Even Medvedev has bemoaned the state of Russia’s dysfunctional courts and said “legal nihilism” is one of the main obstacles to growth in Russia. A recent Washington Post article detailed the fate of three prominent Russian attorneys who found themselves targets of prosecution after uncovering a mind-boggling crime: top police and tax authorities managed to seize ownership of the investment firms owned by Hermitage Capital, once one of Russia’s largest foreign investors, and arrange a $230 million tax refund. Seems like same old, same old.
Does this seem like a nation that is an emerging global power? Not exactly. In fact, Russia’s fate in the short run appears at the mercy of oil and gas prices as much as anything else. It has to a considerable degree followed the pattern of other petro-states and failed to parlay its petrodollars into a substantially diversified its economy Yet its nationalist policies in “strategic sectors” have limited its ability to maximize its advantage in the oil and gas sector, plagued by underinvestment, corruption, and as a result of the financial meltdown, large quantities of debt that even its flagship Gazprom has been hampered with.
It is tempting to wonder if, as some argue, there may be a deeply rooted authoritarian sensibility in Russian culture. Certainly Medvedev and Putin’s continued high poll numbers — even through the economic meltdown – suggest a certain populism is part of the Russian political equation.
But cultures change; societies evolve, particularly in this Information Age. The intriguing question is: what would it take to for Russia to move qualitatively beyond its current mindset and political behavior patterns. I don’t pretend to have an answer. Stranger things have happened, but the past two decades are not terribly encouraging.
Robert Manning is a senior advisor to the Atlantic Council.
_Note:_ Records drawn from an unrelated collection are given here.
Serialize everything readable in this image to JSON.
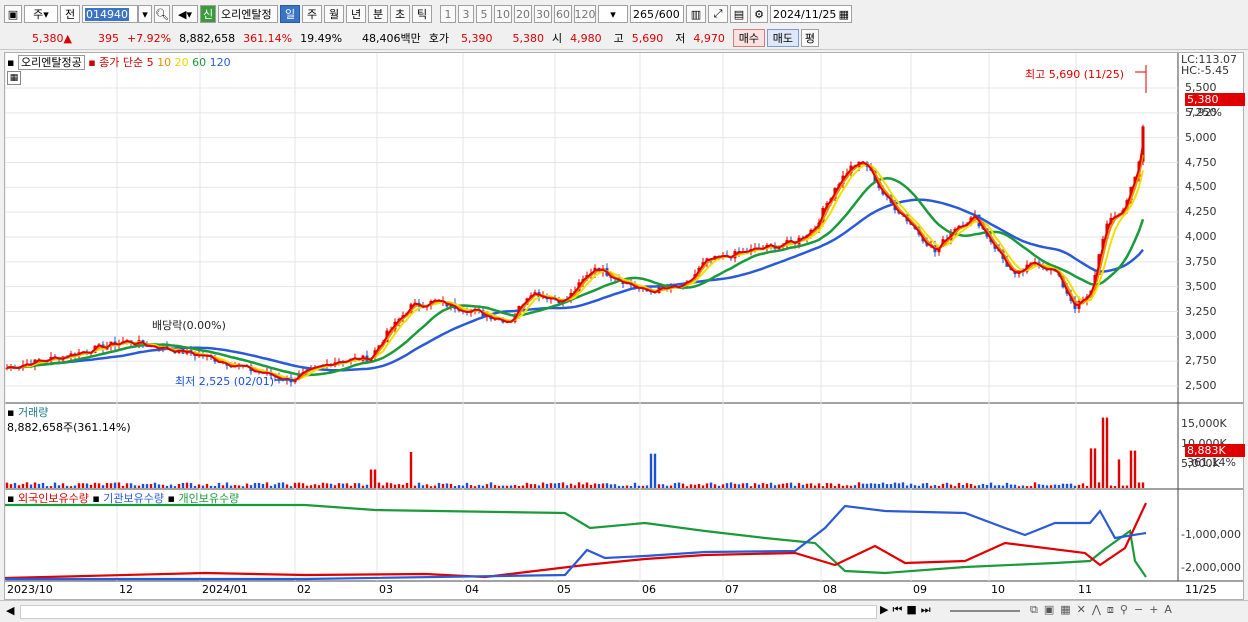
{
  "toolbar": {
    "type_select": "주",
    "prefix": "전",
    "code": "014940",
    "credit_badge": "신",
    "stock_name": "오리엔탈정",
    "periods": [
      "일",
      "주",
      "월",
      "년",
      "분",
      "초",
      "틱"
    ],
    "active_period": "일",
    "intervals": [
      "1",
      "3",
      "5",
      "10",
      "20",
      "30",
      "60",
      "120"
    ],
    "count": "265",
    "count_max": "/600",
    "date": "2024/11/25"
  },
  "quote": {
    "price": "5,380",
    "arrow": "▲",
    "change": "395",
    "rate": "+7.92%",
    "volume": "8,882,658",
    "vol_ratio": "361.14%",
    "turnover": "19.49%",
    "amount": "48,406백만",
    "hoga_label": "호가",
    "ask": "5,390",
    "bid": "5,380",
    "open_label": "시",
    "open": "4,980",
    "high_label": "고",
    "high": "5,690",
    "low_label": "저",
    "low": "4,970",
    "buy_btn": "매수",
    "sell_btn": "매도",
    "eval_btn": "평"
  },
  "price_panel": {
    "legend_name": "오리엔탈정공",
    "legend_ma": "종가 단순",
    "ma_periods": [
      "5",
      "10",
      "20",
      "60",
      "120"
    ],
    "lc": "LC:113.07",
    "hc": "HC:-5.45",
    "last_price": "5,380",
    "last_rate": "7.92%",
    "y_ticks": [
      "5,500",
      "5,250",
      "5,000",
      "4,750",
      "4,500",
      "4,250",
      "4,000",
      "3,750",
      "3,500",
      "3,250",
      "3,000",
      "2,750",
      "2,500"
    ],
    "high_note": "최고 5,690 (11/25)",
    "low_note": "최저 2,525 (02/01)",
    "dividend_note": "배당락(0.00%)"
  },
  "volume_panel": {
    "title": "거래량",
    "value": "8,882,658주(361.14%)",
    "y_ticks": [
      "15,000K",
      "10,000K",
      "5,000K"
    ],
    "last_value": "8,883K",
    "last_rate": "361.14%"
  },
  "holding_panel": {
    "series": [
      "외국인보유수량",
      "기관보유수량",
      "개인보유수량"
    ],
    "y_ticks": [
      "-1,000,000",
      "-2,000,000"
    ]
  },
  "x_axis": [
    "2023/10",
    "12",
    "2024/01",
    "02",
    "03",
    "04",
    "05",
    "06",
    "07",
    "08",
    "09",
    "10",
    "11",
    "11/25"
  ],
  "colors": {
    "up": "#e00000",
    "down": "#1a4fd8",
    "ma5": "#e00000",
    "ma10": "#f08c00",
    "ma20": "#f0e000",
    "ma60": "#1a9a3a",
    "ma120": "#2a5ad8"
  }
}
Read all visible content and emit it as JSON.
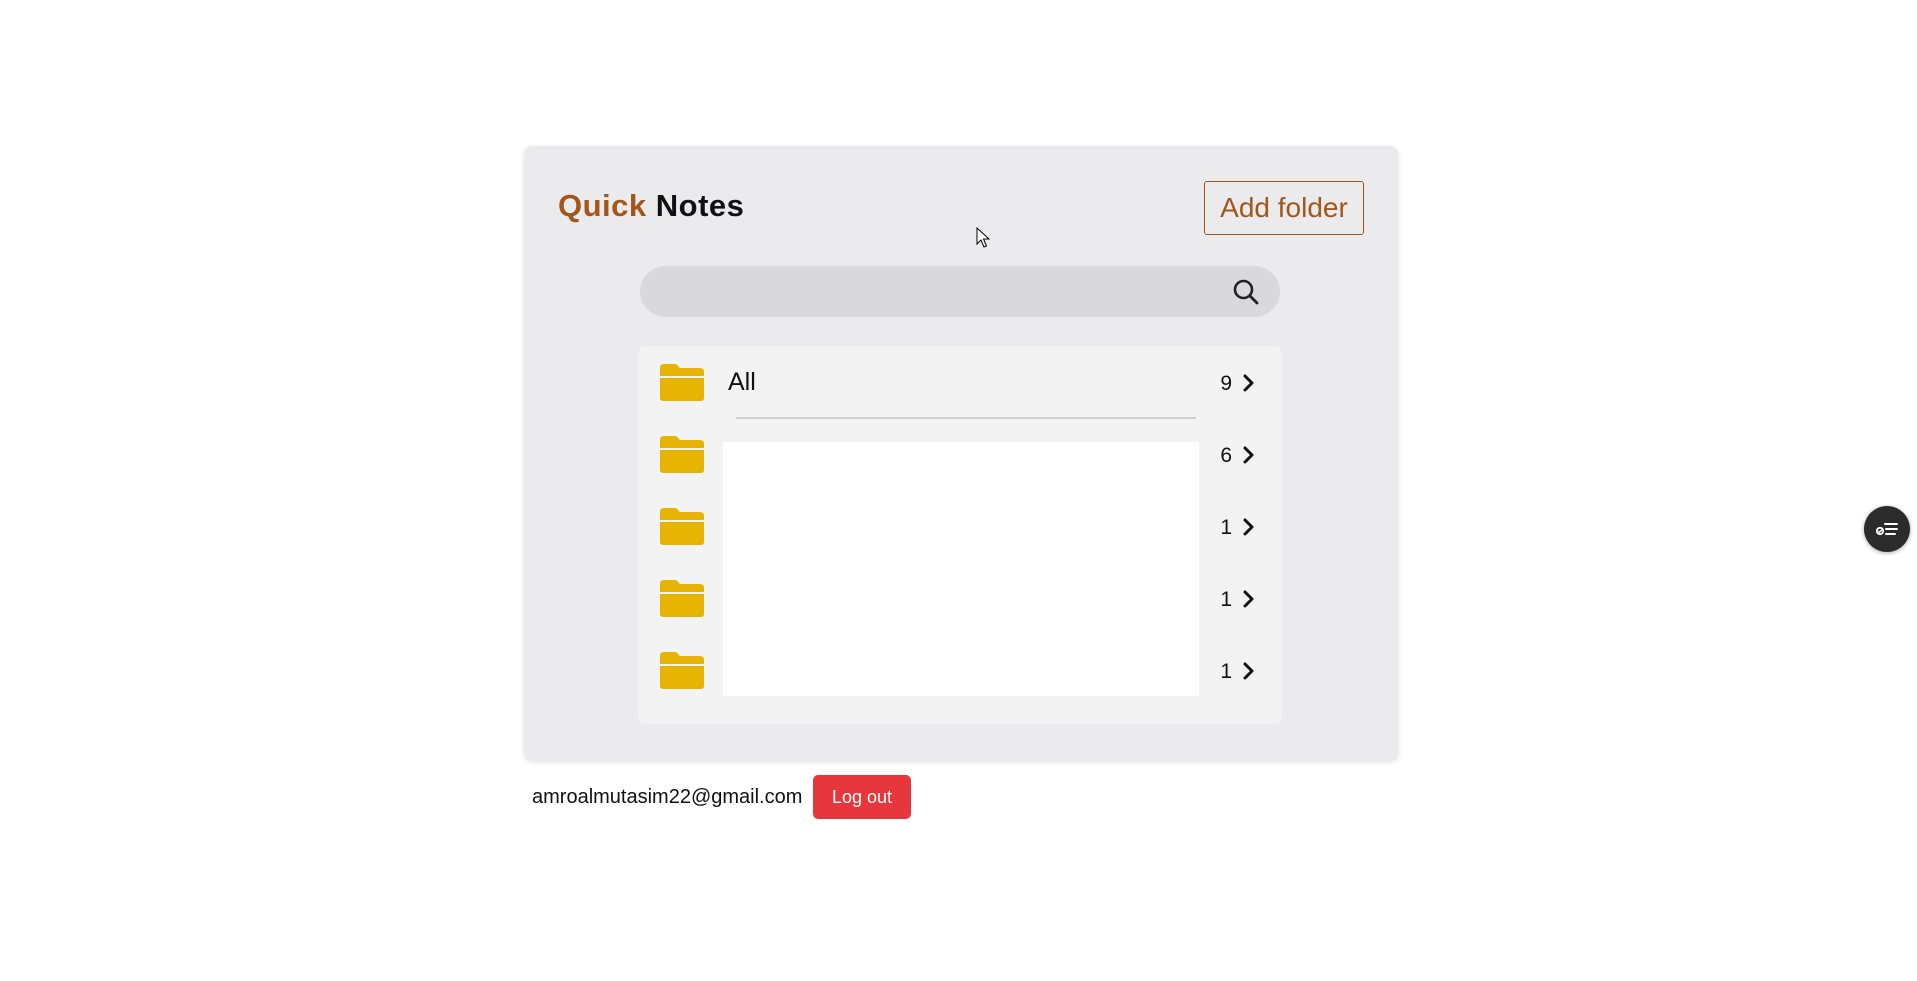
{
  "app": {
    "title_part1": "Quick",
    "title_part2": "Notes",
    "accent_color": "#a4561a"
  },
  "header": {
    "add_folder_label": "Add folder"
  },
  "search": {
    "placeholder": "",
    "icon": "search-icon"
  },
  "folders": [
    {
      "name": "All",
      "count": "9",
      "icon": "folder-icon"
    },
    {
      "name": "",
      "count": "6",
      "icon": "folder-icon"
    },
    {
      "name": "",
      "count": "1",
      "icon": "folder-icon"
    },
    {
      "name": "",
      "count": "1",
      "icon": "folder-icon"
    },
    {
      "name": "",
      "count": "1",
      "icon": "folder-icon"
    }
  ],
  "footer": {
    "email": "amroalmutasim22@gmail.com",
    "logout_label": "Log out",
    "logout_color": "#e8373c"
  },
  "floating_button": {
    "icon": "task-list-icon"
  }
}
The views expressed here are solely his own, not those of any U.S. government agency.